IBM’s Purchase of Red Hat Closes Today
The third largest tech acquisition closed today with the finalization of IBM's purchase of Red Hat for $34 billion.
The Purchase of Red Hat
In October of 2018 IBM(NYSE:IBM) and Red Hat jointly announced the acquisition, the acquisition itself was IBM paying $190 per share valuing Red Hate at approximately $34 billion, at the time this was over a 60% premium on the price of the stock. Only the acquisitions of EMC and Broadcom have been larger to date. The deal had been moving through regulatory channels, and after getting approved by the European Commission, it was a matter of time before the deal went through. In the previous posts, we noted there would not be much friction because IBM is not a leader in cloud computing so the market dynamics were not poised to change immediately in the eyes of regulators.

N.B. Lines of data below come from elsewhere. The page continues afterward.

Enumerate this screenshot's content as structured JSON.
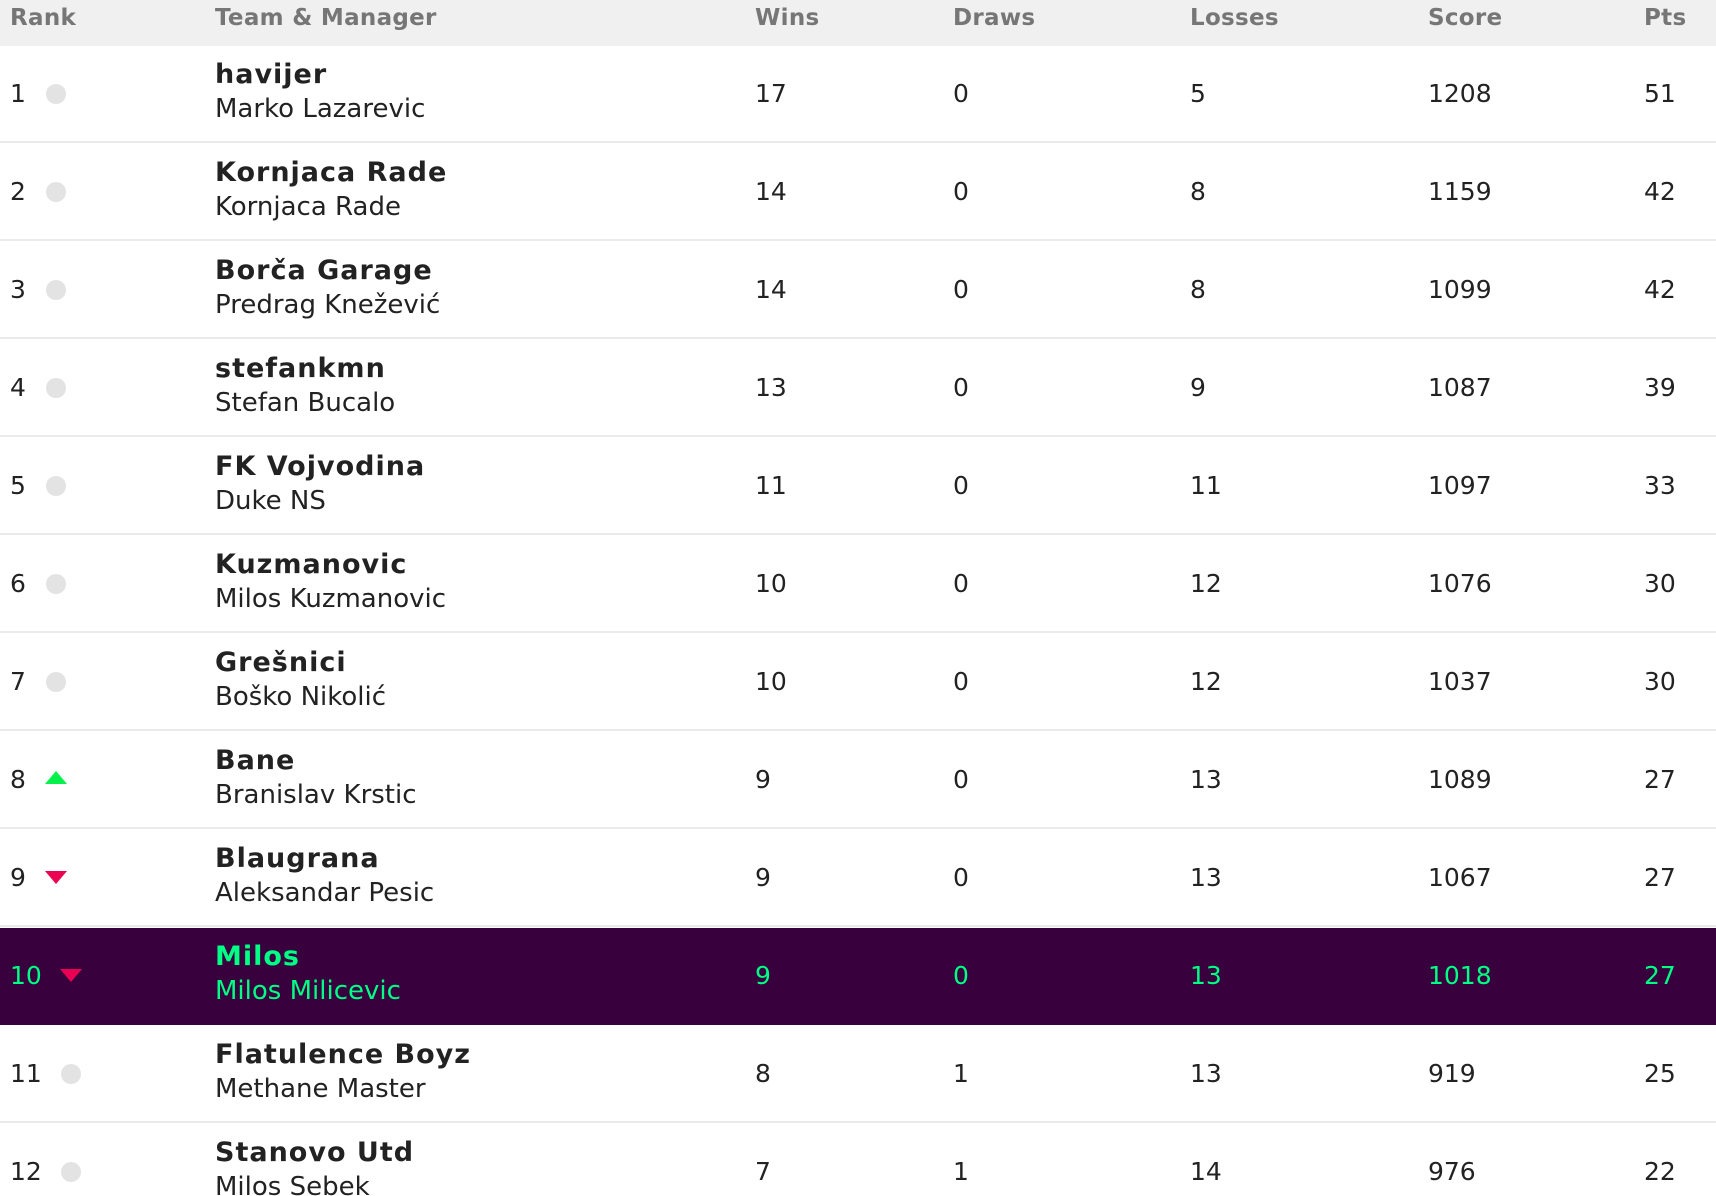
{
  "columns": {
    "rank": "Rank",
    "team_manager": "Team & Manager",
    "wins": "Wins",
    "draws": "Draws",
    "losses": "Losses",
    "score": "Score",
    "pts": "Pts"
  },
  "colors": {
    "header_bg": "#f0f0f0",
    "highlight_bg": "#38003c",
    "highlight_text": "#00ff85",
    "up_arrow": "#05f04b",
    "down_arrow": "#e90052",
    "no_change": "#e3e3e3"
  },
  "rows": [
    {
      "rank": "1",
      "movement": "same",
      "team": "havijer",
      "manager": "Marko Lazarevic",
      "wins": "17",
      "draws": "0",
      "losses": "5",
      "score": "1208",
      "pts": "51",
      "highlight": false
    },
    {
      "rank": "2",
      "movement": "same",
      "team": "Kornjaca Rade",
      "manager": "Kornjaca Rade",
      "wins": "14",
      "draws": "0",
      "losses": "8",
      "score": "1159",
      "pts": "42",
      "highlight": false
    },
    {
      "rank": "3",
      "movement": "same",
      "team": "Borča Garage",
      "manager": "Predrag Knežević",
      "wins": "14",
      "draws": "0",
      "losses": "8",
      "score": "1099",
      "pts": "42",
      "highlight": false
    },
    {
      "rank": "4",
      "movement": "same",
      "team": "stefankmn",
      "manager": "Stefan Bucalo",
      "wins": "13",
      "draws": "0",
      "losses": "9",
      "score": "1087",
      "pts": "39",
      "highlight": false
    },
    {
      "rank": "5",
      "movement": "same",
      "team": "FK Vojvodina",
      "manager": "Duke NS",
      "wins": "11",
      "draws": "0",
      "losses": "11",
      "score": "1097",
      "pts": "33",
      "highlight": false
    },
    {
      "rank": "6",
      "movement": "same",
      "team": "Kuzmanovic",
      "manager": "Milos Kuzmanovic",
      "wins": "10",
      "draws": "0",
      "losses": "12",
      "score": "1076",
      "pts": "30",
      "highlight": false
    },
    {
      "rank": "7",
      "movement": "same",
      "team": "Grešnici",
      "manager": "Boško Nikolić",
      "wins": "10",
      "draws": "0",
      "losses": "12",
      "score": "1037",
      "pts": "30",
      "highlight": false
    },
    {
      "rank": "8",
      "movement": "up",
      "team": "Bane",
      "manager": "Branislav Krstic",
      "wins": "9",
      "draws": "0",
      "losses": "13",
      "score": "1089",
      "pts": "27",
      "highlight": false
    },
    {
      "rank": "9",
      "movement": "down",
      "team": "Blaugrana",
      "manager": "Aleksandar Pesic",
      "wins": "9",
      "draws": "0",
      "losses": "13",
      "score": "1067",
      "pts": "27",
      "highlight": false
    },
    {
      "rank": "10",
      "movement": "down",
      "team": "Milos",
      "manager": "Milos Milicevic",
      "wins": "9",
      "draws": "0",
      "losses": "13",
      "score": "1018",
      "pts": "27",
      "highlight": true
    },
    {
      "rank": "11",
      "movement": "same",
      "team": "Flatulence Boyz",
      "manager": "Methane Master",
      "wins": "8",
      "draws": "1",
      "losses": "13",
      "score": "919",
      "pts": "25",
      "highlight": false
    },
    {
      "rank": "12",
      "movement": "same",
      "team": "Stanovo Utd",
      "manager": "Milos Sebek",
      "wins": "7",
      "draws": "1",
      "losses": "14",
      "score": "976",
      "pts": "22",
      "highlight": false
    }
  ]
}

IBM claims they are committed to keeping the Red Hat community’s integrity and development model, which is one of their biggest strengths, in a press release on purchase IBM wrote:
Together, IBM and Red Hat will deliver the next-generation hybrid multicloud platform.

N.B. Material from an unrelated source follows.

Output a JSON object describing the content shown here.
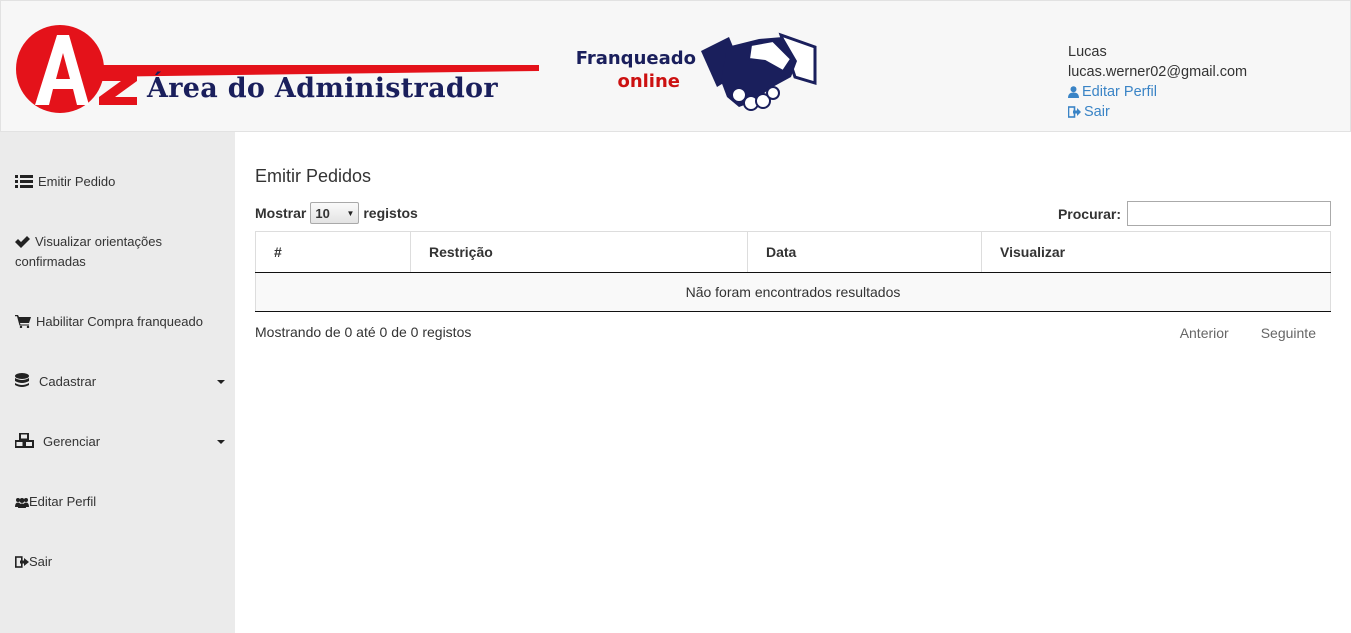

By combining the power and flexibility of Red Hat’s open hybrid cloud technologies with the scale and depth of IBM’s innovation and industry expertise, you now have access to the tools and talent you need to accelerate your cloud journey.

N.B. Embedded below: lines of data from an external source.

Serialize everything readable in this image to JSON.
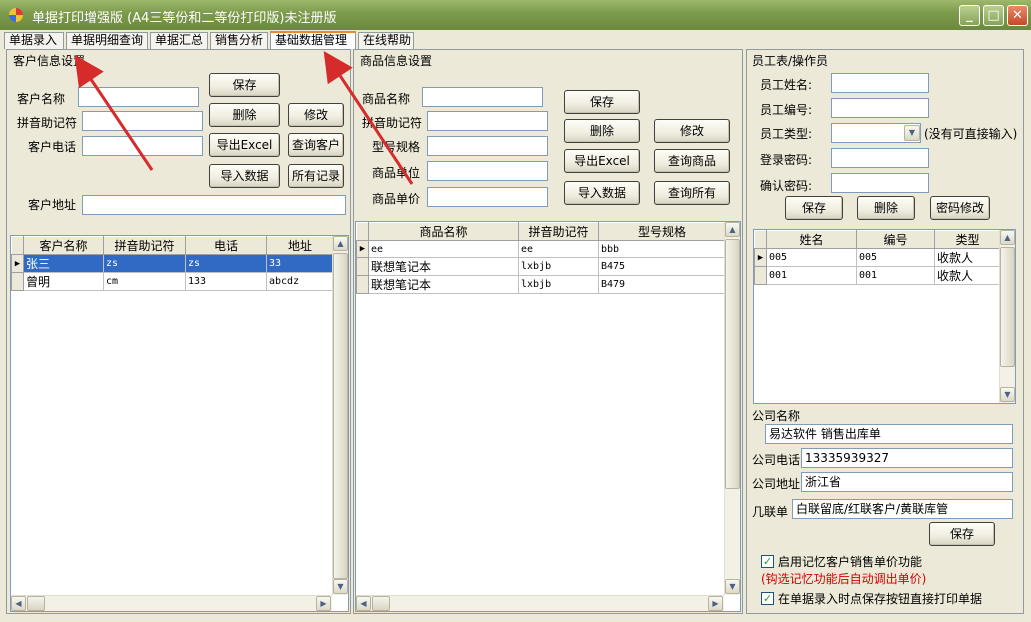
{
  "window": {
    "title": "单据打印增强版 (A4三等份和二等份打印版)未注册版",
    "minimize": "_",
    "maximize": "□",
    "close": "✕"
  },
  "tabs": [
    "单据录入",
    "单据明细查询",
    "单据汇总",
    "销售分析",
    "基础数据管理",
    "在线帮助"
  ],
  "customer": {
    "group_title": "客户信息设置",
    "name_label": "客户名称",
    "pinyin_label": "拼音助记符",
    "phone_label": "客户电话",
    "address_label": "客户地址",
    "name_value": "",
    "pinyin_value": "",
    "phone_value": "",
    "address_value": "",
    "buttons": {
      "save": "保存",
      "delete": "删除",
      "modify": "修改",
      "export": "导出Excel",
      "query": "查询客户",
      "import": "导入数据",
      "all": "所有记录"
    },
    "grid": {
      "headers": [
        "客户名称",
        "拼音助记符",
        "电话",
        "地址"
      ],
      "rows": [
        {
          "name": "张三",
          "pinyin": "zs",
          "phone": "zs",
          "address": "33"
        },
        {
          "name": "曾明",
          "pinyin": "cm",
          "phone": "133",
          "address": "abcdz"
        }
      ]
    }
  },
  "product": {
    "group_title": "商品信息设置",
    "name_label": "商品名称",
    "pinyin_label": "拼音助记符",
    "model_label": "型号规格",
    "unit_label": "商品单位",
    "price_label": "商品单价",
    "buttons": {
      "save": "保存",
      "delete": "删除",
      "modify": "修改",
      "export": "导出Excel",
      "query": "查询商品",
      "import": "导入数据",
      "all": "查询所有"
    },
    "grid": {
      "headers": [
        "商品名称",
        "拼音助记符",
        "型号规格"
      ],
      "rows": [
        {
          "name": "ee",
          "pinyin": "ee",
          "model": "bbb"
        },
        {
          "name": "联想笔记本",
          "pinyin": "lxbjb",
          "model": "B475"
        },
        {
          "name": "联想笔记本",
          "pinyin": "lxbjb",
          "model": "B479"
        }
      ]
    }
  },
  "staff": {
    "group_title": "员工表/操作员",
    "name_label": "员工姓名:",
    "id_label": "员工编号:",
    "type_label": "员工类型:",
    "type_hint": "(没有可直接输入)",
    "pwd_label": "登录密码:",
    "confirm_label": "确认密码:",
    "buttons": {
      "save": "保存",
      "delete": "删除",
      "change_pwd": "密码修改"
    },
    "grid": {
      "headers": [
        "姓名",
        "编号",
        "类型"
      ],
      "rows": [
        {
          "name": "005",
          "id": "005",
          "type": "收款人"
        },
        {
          "name": "001",
          "id": "001",
          "type": "收款人"
        }
      ]
    }
  },
  "company": {
    "name_label": "公司名称",
    "name_value": "易达软件 销售出库单",
    "phone_label": "公司电话",
    "phone_value": "13335939327",
    "address_label": "公司地址",
    "address_value": "浙江省",
    "copies_label": "几联单",
    "copies_value": "白联留底/红联客户/黄联库管",
    "save": "保存",
    "opt1": "启用记忆客户销售单价功能",
    "opt1_note": "(钩选记忆功能后自动调出单价)",
    "opt2": "在单据录入时点保存按钮直接打印单据",
    "opt1_checked": true,
    "opt2_checked": true
  },
  "colors": {
    "titlebar": "#7c9a4b",
    "selection": "#316ac5",
    "active_tab_accent": "#e68b2c",
    "annotation_arrow": "#d62b2b"
  }
}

IBM is committed to preserving Red Hat’s independence, neutrality, culture and industry partnerships to give customers and partners freedom, choice and flexibility, and Red Hat’s unwavering commitment to open source will remain unchanged.
In a joint interview on the implications for developers Arvind Krishna, Senior Vice President, IBM Cloud and Cognitive Software and Paul Cormier, Red Hat Executive Vice President and President, Products and Technologies said the two companies can now simplify the infrastructure and process for in the open source community:
Arvind: The world of IT is currently going through a big shift. In an environment where there’s 1000 disparate islands, a developer’s reach is somewhat more limited than it could potentially be. As we go about and create this common infrastructure that will help companies on their journey to use different public clouds, we’ll help developers unlock all of that reach. In other words, they’ll greatly benefit from the network effect that all of this entails.
Paul: What we learned from deploying public clouds is this: Clouds can become part of the IT infrastructure, but rarely part of the entire IT infrastructure. Customers have on-premise applications that run on bare metal, virtual machines, or private clouds. And they have multiple public clouds that they now want to be able to span across. Each platform will have a different version of Linux running on it, based on specific developer needs, which means that each development environment is different as well. This is the problem that we’re aiming to solve—providing a single, common operating environment across the hybrid and multicloud world. As we help lay down that one common operating environment, we’ll not only help operators but also help developers have one operations policy, one deployment policy and one security policy. They’ll have one environment where they can build once and deploy in any one of the footprints that’s appropriate.
IBM’s stock had already been affected when the Red Hat deal was announced and as it passed regulatory approval so there was no real shock in the market when the deal closed. IBM is by definition a “blue chip” stock characterized by stability and low risk. IBM is currently trading around $140 up from earlier this year but far from their peak of around $200 in 2013. They are currently a distant fourth behind Amazon(NASDAQ:AMZN), Google(NASDAQ:GOOGL) and Microsoft(NASDAQ:MSFT) in cloud services, which is a category that's growing quickly.
This acquisition is echoing sentiments from Microsoft buying GitHub while the profit models are different in structure both acquisitions were to target developers directly. The GitHub purchase was met with ire from developers, but it seems from the very start that IBM is trying to mitigate some of this backlash by committing to keeping Red Hat open.